..one of their techniques, whenever some do-gooder published their advance and expensive books on the 'Net, they would: 1) drag the do-gooder to court, charging them with copyright violations; 2) claims that those weren't the real books anyway.
Scummy, unprincipled, and dishonest tactics then. Scummy, unprincipled, and dishonest tactics now.
It's a particularly American thing to view the whole world as if it's the 'States. And, at the same time, to view the rest of the world as too foreign, too bizarre, so as to be unliveable...
A long time ago, as a kid, I recall the figurative slap in the face I got when Amnesty International called out the Canadian Government for the pre-trial jailing of some of the SÚparatistes during the 'October Crisis' in 1970. The Government had to release them. I've never looked at my country the same since.
Hopefully, Mr. Weiwei's comments will have the same effect on enough American citizens, so as to effect change for the better.
I used to GM (gamemaster) Paranoia every once in a while.
The poor, hapless clones (the other people role-playhing) always thought that if they phrase the question just the right way, they'll get the information they need to, er, survive to the end of the game.
One of my main jobs as GM was to invent, usually on the fly, all sorts of reasons why "that information is above your security clearance".
That Prenda Hearing dialogue sounded like half the games I ran... Good times.
Voice-activated? Fingerprint? Er...haven't these been fooled by work-arounds? Besides, by displaying the password, aren't you:

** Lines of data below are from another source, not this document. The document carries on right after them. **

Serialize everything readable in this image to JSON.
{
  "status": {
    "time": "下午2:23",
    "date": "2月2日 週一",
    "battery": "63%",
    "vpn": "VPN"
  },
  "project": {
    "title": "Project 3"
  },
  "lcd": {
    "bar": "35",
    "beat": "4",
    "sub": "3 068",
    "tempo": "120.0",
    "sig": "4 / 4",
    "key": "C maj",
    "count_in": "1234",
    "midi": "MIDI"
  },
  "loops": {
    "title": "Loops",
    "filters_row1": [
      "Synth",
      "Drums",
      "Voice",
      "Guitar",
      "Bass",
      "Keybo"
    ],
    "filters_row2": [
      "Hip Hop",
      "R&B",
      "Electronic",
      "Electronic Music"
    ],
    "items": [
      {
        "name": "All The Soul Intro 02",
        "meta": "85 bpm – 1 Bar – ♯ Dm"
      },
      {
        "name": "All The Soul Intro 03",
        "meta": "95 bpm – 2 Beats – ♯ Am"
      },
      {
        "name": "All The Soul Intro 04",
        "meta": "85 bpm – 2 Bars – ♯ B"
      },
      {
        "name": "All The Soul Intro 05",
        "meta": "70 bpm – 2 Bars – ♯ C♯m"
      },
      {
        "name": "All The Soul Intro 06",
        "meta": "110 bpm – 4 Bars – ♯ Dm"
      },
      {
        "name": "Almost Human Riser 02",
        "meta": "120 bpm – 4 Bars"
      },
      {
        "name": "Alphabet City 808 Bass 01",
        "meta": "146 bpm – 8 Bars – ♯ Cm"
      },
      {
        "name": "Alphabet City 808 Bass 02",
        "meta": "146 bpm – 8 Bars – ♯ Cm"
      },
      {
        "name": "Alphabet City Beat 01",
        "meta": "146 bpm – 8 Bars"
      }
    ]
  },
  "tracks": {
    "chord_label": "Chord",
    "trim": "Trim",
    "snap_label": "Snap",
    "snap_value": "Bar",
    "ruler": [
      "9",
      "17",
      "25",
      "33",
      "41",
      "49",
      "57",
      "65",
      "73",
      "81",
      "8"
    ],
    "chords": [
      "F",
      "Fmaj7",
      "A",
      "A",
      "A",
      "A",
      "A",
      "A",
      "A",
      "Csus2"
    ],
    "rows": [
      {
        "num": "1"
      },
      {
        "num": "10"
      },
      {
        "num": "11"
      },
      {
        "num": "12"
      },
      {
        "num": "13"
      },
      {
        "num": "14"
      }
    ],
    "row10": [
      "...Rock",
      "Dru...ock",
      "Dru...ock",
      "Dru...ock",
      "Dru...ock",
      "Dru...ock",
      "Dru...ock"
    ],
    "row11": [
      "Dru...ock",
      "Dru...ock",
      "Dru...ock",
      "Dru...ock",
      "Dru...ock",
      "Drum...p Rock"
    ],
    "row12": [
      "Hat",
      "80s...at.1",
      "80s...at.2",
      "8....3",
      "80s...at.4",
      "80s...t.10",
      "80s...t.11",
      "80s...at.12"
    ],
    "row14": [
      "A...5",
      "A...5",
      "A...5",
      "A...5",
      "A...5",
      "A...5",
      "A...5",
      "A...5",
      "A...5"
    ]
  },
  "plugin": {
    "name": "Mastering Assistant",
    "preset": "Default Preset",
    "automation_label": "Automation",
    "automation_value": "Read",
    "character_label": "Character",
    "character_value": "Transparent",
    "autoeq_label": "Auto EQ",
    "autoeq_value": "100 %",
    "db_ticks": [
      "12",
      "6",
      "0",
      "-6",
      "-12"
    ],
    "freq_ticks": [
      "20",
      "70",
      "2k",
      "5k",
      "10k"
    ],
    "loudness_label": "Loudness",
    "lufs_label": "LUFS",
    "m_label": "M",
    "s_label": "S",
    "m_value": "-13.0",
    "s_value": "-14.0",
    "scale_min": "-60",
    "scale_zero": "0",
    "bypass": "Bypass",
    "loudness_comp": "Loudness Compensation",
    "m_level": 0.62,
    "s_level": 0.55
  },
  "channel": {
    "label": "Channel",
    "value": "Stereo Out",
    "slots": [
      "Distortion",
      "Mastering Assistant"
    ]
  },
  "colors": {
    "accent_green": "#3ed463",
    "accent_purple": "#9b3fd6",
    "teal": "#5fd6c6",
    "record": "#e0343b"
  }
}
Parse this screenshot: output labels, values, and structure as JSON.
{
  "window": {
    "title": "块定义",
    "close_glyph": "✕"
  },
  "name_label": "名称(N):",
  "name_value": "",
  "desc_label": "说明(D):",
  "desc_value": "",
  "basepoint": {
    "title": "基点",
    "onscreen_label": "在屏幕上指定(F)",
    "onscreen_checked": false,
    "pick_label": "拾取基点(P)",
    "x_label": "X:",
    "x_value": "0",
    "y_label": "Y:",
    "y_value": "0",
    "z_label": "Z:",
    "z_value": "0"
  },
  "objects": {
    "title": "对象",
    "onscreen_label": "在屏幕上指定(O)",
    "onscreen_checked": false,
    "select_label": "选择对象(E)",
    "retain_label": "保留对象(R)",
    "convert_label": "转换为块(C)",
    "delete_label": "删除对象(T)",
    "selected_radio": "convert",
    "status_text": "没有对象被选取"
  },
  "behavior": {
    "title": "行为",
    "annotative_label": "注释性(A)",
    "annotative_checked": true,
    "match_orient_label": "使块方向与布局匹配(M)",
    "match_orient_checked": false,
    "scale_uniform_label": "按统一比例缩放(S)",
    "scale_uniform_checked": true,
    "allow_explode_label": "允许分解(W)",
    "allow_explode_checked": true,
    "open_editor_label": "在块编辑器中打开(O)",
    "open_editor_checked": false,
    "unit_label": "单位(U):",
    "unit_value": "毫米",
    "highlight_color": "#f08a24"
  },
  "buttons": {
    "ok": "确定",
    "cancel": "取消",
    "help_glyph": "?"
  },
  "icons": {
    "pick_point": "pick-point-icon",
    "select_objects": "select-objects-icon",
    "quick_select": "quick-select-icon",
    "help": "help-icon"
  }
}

1) forcing the user to use easy-to-type-in passwords?
2) exposing yourself to "over-the-shoulder" cryptanalysis attacks?